Jeremy M. Lazarus | 6/25/2020, 6 p.m.
After 15 years in the General Assembly, Sen. Jennifer L. Mc- Clellan wants to play a bigger role in shaping ...
Sen. McClellan

As chair of the King Commission, she is now engaged in bringing a new statue honoring emancipation and freedom to Brown’s Island and in marking the 150th anniversary of the 14th and 15th Amendments to the U.S. Constitution that have been critical to protecting African-American rights.

On criminal justice, Sen. McClellan has been a leader in pushing parole reform and stopping the school-to-prison pipeline. She also supports making the disciplinary history of police officers public and is supporting other police reforms that are expected to dominate an upcoming special session of the legislature in August.

In her view, the time is ripe to consider how resources are allocated for public safety and to focus more “resources on prevention and addressing underlying causes.”

Like other Virginia Legislative Black Caucus members, Sen. McClellan supports the removal of Confederate statues. She noted conversations have begun on removing Confederate statues in Capitol Square and in the State Capitol.

Meanwhile, Democratic competitors are gathering. Former Gov. Terry McAuliffe is weighing running to succeed Gov. Ralph S. Northam. So are Lt. Gov. Fairfax and Attorney General Mark R. Herring.

Still, Sen. McClellan, like Delegate Carroll Foy, is undaunted. She said she has been flooded with expressions of support.

“This is not a time to sit on the sidelines,” she said. “Black women have been the backbone of our communities and our economy but have been relegated to the shadows or the back over the past 400 years.
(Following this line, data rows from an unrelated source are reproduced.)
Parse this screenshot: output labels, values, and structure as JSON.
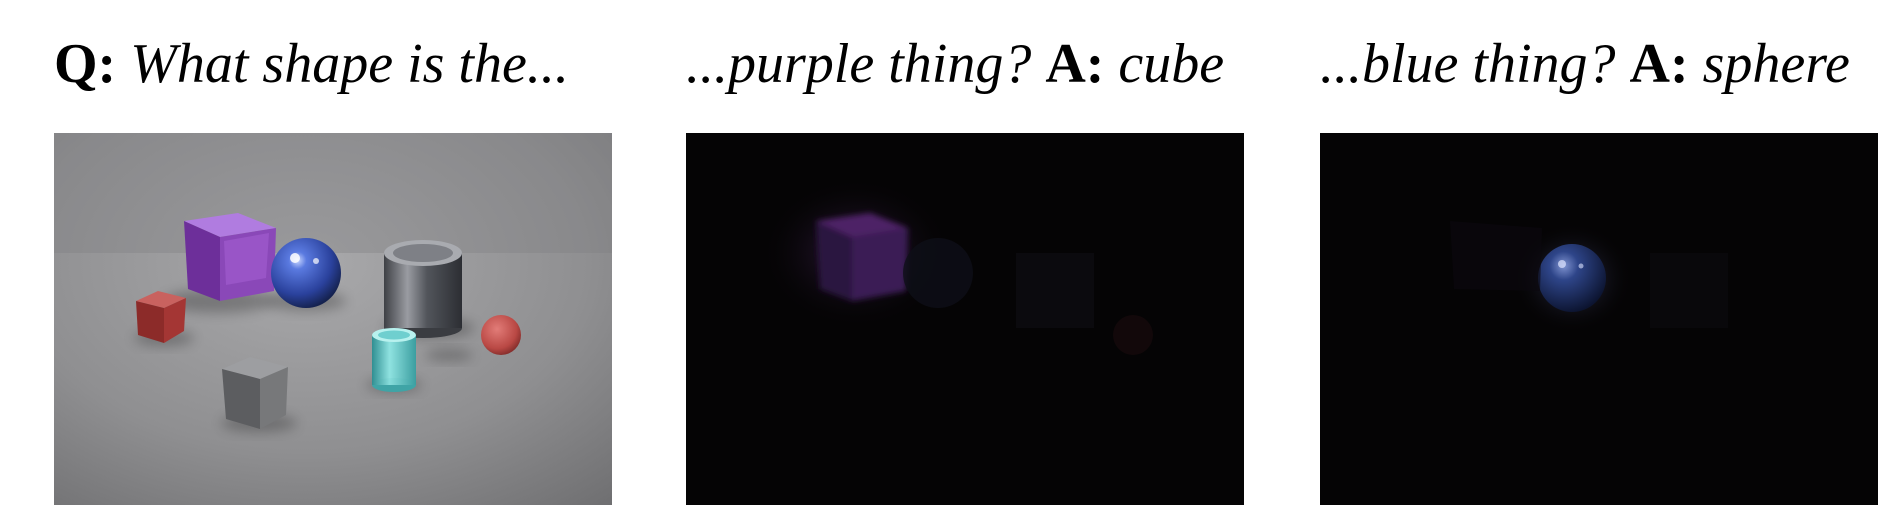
{
  "captions": {
    "left": {
      "q_label": "Q:",
      "q_text": "What shape is the..."
    },
    "middle": {
      "question": "...purple thing?",
      "a_label": "A:",
      "answer": "cube"
    },
    "right": {
      "question": "...blue thing?",
      "a_label": "A:",
      "answer": "sphere"
    }
  },
  "panels": {
    "left": {
      "kind": "scene",
      "background": "#8d8d8f"
    },
    "middle": {
      "kind": "attention",
      "background": "#050405",
      "highlight_color": "#7a3aa0"
    },
    "right": {
      "kind": "attention",
      "background": "#050405",
      "highlight_color": "#3d57a8"
    }
  },
  "colors": {
    "cube_purple": "#8a48b8",
    "sphere_blue": "#3554b8",
    "cylinder_gray": "#6d7076",
    "cube_red": "#a43634",
    "sphere_red": "#c65553",
    "cylinder_cyan": "#5fc8c8",
    "cube_gray": "#77787a"
  }
}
But we’re going to keep pushing through to lead and keep striving for progress.”